July is the awareness month for both sarcoma and bladder cancers.
Sarcoma cancer is symbolized by a yellow ribbon, while a marigold/blue/purple ribbon is the symbol for bladder cancer awareness.
As the region’s largest, most comprehensive provider of clinical research and drug trials, New York Oncology Hematology would like to make you aware of clinical research trials related to these cancers.
We are currently participating in two related clinical trials:
Sarcoma: 12220 Open-Label, Phase I/II, Dose Escalation Study Evaluating the Safety and Tolerability of GDC-0032 in Patients with Locally Advanced or Metastatic Solid Tumors and in Combination with Endocrine Therapy in Patients with Locally Advanced or Metastatic Hormone Receptor-Positive Breast Cancer
Bladder cancer: 13227 A Phase II Multicenter, single-arm study of MPDL3280A in patients with locally advanced or metastatic urothelial bladder cancer.
For more information about this or any other trial, please visit our Clinical Trials page or call the NYOH Research Department at: (518) 489-0044 ext. 1239
More information about sarcoma and bladder cancer:
According to the American Cancer Society, sarcoma is a type of cancer that develops from certain tissues, like bone or muscle.
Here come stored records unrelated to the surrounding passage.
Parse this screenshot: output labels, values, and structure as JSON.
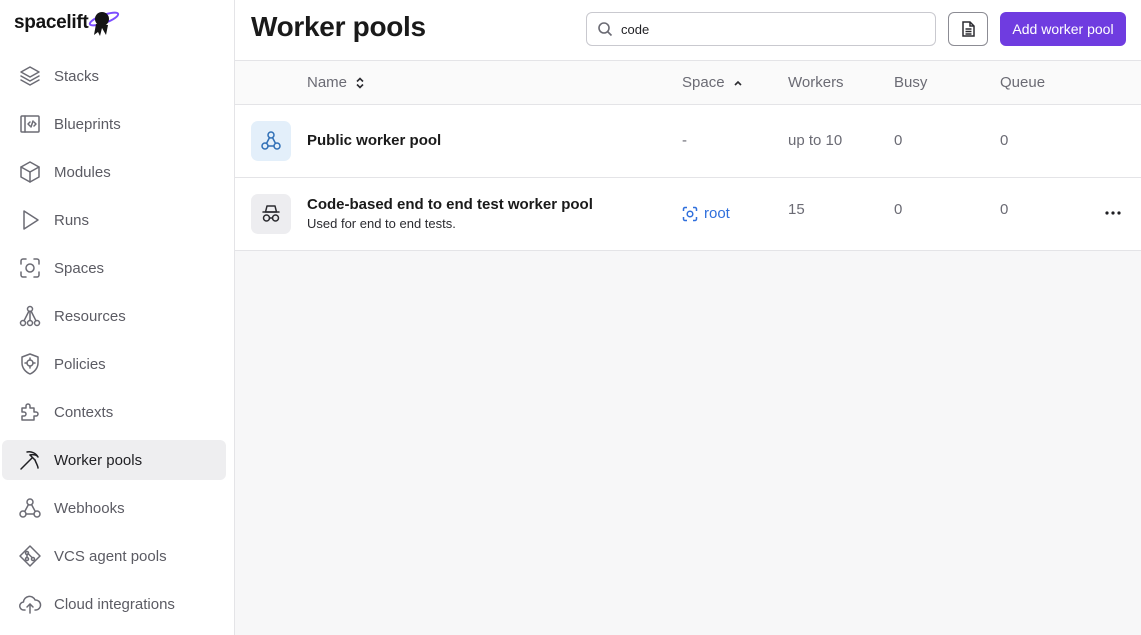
{
  "brand": {
    "name": "spacelift",
    "accent": "#6f3ce0"
  },
  "sidebar": {
    "items": [
      {
        "label": "Stacks",
        "icon": "stacks-icon",
        "active": false
      },
      {
        "label": "Blueprints",
        "icon": "blueprint-icon",
        "active": false
      },
      {
        "label": "Modules",
        "icon": "cube-icon",
        "active": false
      },
      {
        "label": "Runs",
        "icon": "play-icon",
        "active": false
      },
      {
        "label": "Spaces",
        "icon": "spaces-icon",
        "active": false
      },
      {
        "label": "Resources",
        "icon": "resources-icon",
        "active": false
      },
      {
        "label": "Policies",
        "icon": "policy-icon",
        "active": false
      },
      {
        "label": "Contexts",
        "icon": "puzzle-icon",
        "active": false
      },
      {
        "label": "Worker pools",
        "icon": "pickaxe-icon",
        "active": true
      },
      {
        "label": "Webhooks",
        "icon": "webhook-icon",
        "active": false
      },
      {
        "label": "VCS agent pools",
        "icon": "vcs-icon",
        "active": false
      },
      {
        "label": "Cloud integrations",
        "icon": "cloud-upload-icon",
        "active": false
      }
    ]
  },
  "header": {
    "title": "Worker pools",
    "search": {
      "value": "code",
      "placeholder": ""
    },
    "add_label": "Add worker pool"
  },
  "table": {
    "columns": [
      "Name",
      "Space",
      "Workers",
      "Busy",
      "Queue"
    ],
    "rows": [
      {
        "name": "Public worker pool",
        "description": "",
        "space": "-",
        "workers": "up to 10",
        "busy": "0",
        "queue": "0",
        "icon": "public-pool-icon"
      },
      {
        "name": "Code-based end to end test worker pool",
        "description": "Used for end to end tests.",
        "space": "root",
        "workers": "15",
        "busy": "0",
        "queue": "0",
        "icon": "private-pool-icon"
      }
    ]
  }
}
There are 2 main types of sarcoma: bone sarcomas and soft tissue sarcomas.
Bladder cancer occurs mainly in older people. About 9 out of 10 people with this cancer are over the age of 55. The average age at the time of diagnosis is 73. Men are about 3 to 4 times more likely to get bladder cancer during their lifetime than women.
Below is additional information from the American Cancer Society:
Cancer Research at NYOH
Working with The US Oncology Network, National Cancer Institute, Dana Farber Cancer Institute and private pharmaceutical companies, New York Oncology Hematology provides the largest, most comprehensive clinical trial operation in the region. Trials are administered to patients across NYOH’s offices.
Over the past twenty years, NYOH has played a pivotal role in the FDA approval process of 38 new anti-cancer drugs. With new trials added weekly, visit our full list or search trials for a specific cancer.